These initiatives not only had beneficial effects on the environment, worker morale, and productivity, but they also saved the company money.
The apparel and accessories divisions were not quite as successful as the footwear division, due in large part to the number of suppliers and smaller volumes (and corresponding smaller amount of leverage with those suppliers). The smaller volumes also meant a larger proportionate cost of compliance, which was a challenge (Veleva, 2010). 2.4 Community Support
The culture of philanthropy stemmed from the company’s owners, Jim and Anne Davis. In 2007, the New Balance Foundation donated $6.49 million to charity and New Balance employees contributed 3,847 hours of volunteer work.
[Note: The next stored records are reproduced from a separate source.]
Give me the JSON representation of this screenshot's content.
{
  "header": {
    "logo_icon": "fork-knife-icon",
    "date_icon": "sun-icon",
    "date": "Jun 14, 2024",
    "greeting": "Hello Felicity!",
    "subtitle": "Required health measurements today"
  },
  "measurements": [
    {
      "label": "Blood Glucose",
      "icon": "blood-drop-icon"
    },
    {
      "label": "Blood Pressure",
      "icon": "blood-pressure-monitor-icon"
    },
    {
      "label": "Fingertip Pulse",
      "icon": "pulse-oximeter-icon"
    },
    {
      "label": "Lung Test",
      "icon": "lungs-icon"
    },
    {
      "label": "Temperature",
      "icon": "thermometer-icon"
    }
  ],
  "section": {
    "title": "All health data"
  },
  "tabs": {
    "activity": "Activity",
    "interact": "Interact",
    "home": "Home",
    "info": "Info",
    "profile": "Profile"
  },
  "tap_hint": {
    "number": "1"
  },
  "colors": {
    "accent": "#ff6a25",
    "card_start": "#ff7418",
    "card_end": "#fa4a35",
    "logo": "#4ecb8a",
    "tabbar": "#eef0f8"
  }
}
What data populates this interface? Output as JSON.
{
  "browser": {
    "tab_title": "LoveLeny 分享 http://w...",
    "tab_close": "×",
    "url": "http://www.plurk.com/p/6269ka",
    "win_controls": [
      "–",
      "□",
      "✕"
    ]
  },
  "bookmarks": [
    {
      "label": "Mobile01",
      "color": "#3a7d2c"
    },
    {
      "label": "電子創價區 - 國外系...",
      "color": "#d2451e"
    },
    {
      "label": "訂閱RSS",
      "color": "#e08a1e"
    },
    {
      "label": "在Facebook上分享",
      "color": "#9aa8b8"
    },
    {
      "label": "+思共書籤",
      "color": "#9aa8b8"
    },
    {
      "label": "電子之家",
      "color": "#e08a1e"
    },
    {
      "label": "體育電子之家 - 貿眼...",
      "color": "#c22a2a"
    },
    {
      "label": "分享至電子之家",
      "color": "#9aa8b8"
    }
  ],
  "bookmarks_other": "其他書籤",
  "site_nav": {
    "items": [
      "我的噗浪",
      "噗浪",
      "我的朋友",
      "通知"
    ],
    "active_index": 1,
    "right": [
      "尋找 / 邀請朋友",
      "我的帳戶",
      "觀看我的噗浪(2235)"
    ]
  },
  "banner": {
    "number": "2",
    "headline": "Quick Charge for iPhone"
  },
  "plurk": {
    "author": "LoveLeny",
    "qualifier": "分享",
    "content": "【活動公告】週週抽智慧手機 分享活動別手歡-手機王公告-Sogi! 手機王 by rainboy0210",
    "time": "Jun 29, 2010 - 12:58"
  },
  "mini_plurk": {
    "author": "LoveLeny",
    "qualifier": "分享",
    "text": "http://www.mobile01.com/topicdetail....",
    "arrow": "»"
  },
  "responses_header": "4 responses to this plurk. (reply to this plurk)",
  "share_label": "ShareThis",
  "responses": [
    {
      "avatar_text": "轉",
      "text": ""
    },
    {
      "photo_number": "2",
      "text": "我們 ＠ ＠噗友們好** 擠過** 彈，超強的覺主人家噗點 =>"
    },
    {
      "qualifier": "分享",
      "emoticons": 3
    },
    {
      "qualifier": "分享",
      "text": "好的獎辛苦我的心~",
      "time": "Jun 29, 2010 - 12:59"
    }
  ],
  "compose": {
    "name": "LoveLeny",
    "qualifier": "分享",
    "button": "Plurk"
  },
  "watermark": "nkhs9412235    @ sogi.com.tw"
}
The company’s job satisfaction survey the next year indicated that 96 percent of employees felt “good about the way they contributed[d] to the community”, demonstrating that the culture within the company was pervasive and broadly understood and appreciated (Veleva, 2010).
However, the community support initiatives were not